• WHAT YOU WILL DO
In the records, find every line with the word "inline" and copy it out.

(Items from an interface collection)

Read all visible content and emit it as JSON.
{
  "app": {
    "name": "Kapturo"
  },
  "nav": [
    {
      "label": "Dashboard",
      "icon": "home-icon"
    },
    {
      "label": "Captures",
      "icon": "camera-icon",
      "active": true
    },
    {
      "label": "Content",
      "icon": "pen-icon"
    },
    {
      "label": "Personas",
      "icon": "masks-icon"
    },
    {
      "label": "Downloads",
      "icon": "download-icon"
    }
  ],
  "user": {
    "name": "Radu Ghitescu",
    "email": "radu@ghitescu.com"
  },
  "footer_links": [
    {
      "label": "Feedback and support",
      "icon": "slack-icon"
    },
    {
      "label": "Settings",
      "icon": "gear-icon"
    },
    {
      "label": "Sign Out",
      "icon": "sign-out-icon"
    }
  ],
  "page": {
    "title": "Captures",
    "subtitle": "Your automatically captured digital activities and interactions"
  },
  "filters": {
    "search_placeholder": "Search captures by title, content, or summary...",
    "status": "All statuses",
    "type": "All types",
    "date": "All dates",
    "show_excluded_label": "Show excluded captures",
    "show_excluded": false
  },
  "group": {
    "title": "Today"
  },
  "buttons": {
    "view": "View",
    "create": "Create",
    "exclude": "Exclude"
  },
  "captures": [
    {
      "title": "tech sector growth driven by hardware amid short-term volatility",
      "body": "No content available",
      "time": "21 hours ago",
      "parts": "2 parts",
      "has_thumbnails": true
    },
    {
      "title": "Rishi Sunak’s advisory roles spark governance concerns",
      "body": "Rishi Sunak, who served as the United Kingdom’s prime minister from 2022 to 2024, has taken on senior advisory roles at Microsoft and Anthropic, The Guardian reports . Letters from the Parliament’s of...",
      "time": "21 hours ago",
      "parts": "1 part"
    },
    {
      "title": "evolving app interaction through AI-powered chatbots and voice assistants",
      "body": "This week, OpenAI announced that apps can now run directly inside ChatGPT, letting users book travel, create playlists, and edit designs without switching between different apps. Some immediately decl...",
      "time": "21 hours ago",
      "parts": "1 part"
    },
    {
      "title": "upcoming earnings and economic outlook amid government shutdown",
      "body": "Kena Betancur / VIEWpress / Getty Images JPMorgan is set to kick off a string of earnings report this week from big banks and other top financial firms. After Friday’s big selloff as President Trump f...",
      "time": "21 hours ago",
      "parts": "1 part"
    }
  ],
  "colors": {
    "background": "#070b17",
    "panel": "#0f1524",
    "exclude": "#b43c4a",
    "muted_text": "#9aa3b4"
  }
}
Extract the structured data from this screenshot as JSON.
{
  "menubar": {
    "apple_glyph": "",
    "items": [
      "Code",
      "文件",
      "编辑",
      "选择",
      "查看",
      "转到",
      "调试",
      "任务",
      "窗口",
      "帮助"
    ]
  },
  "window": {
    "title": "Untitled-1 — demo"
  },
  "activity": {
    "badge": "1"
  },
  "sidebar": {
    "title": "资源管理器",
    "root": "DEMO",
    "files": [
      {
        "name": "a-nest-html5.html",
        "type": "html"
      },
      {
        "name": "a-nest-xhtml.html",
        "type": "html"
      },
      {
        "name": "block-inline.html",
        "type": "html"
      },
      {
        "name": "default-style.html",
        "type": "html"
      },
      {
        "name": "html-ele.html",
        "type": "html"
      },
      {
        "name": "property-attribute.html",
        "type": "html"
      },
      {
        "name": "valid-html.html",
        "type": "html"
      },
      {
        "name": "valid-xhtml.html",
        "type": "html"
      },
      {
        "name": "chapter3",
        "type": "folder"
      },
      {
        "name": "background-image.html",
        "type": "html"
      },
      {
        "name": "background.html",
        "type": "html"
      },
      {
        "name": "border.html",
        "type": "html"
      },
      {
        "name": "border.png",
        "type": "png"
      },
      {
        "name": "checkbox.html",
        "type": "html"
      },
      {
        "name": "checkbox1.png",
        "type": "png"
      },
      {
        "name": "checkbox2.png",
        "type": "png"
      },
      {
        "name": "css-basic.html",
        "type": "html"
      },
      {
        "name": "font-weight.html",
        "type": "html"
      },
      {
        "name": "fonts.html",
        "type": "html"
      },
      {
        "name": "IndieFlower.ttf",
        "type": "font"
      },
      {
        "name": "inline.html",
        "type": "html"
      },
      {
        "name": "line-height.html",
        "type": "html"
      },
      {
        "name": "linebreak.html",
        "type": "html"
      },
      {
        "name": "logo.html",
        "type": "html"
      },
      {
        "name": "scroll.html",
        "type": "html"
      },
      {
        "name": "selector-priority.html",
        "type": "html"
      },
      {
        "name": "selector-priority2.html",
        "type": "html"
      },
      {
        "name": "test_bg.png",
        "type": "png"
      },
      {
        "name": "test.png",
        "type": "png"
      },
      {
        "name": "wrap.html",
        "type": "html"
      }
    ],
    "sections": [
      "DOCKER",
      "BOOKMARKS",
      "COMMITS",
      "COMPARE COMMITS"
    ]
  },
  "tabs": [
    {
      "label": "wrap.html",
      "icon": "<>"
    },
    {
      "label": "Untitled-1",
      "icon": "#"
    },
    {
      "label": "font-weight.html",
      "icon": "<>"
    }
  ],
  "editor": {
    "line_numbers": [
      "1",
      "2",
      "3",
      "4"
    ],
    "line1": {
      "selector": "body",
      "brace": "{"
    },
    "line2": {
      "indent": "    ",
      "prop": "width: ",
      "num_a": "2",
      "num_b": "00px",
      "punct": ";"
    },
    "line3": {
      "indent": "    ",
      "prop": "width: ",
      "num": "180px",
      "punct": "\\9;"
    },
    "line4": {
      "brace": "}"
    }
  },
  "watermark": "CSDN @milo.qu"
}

• EXERCISE RESULT
        "name": "block-inline.html",
        "name": "inline.html",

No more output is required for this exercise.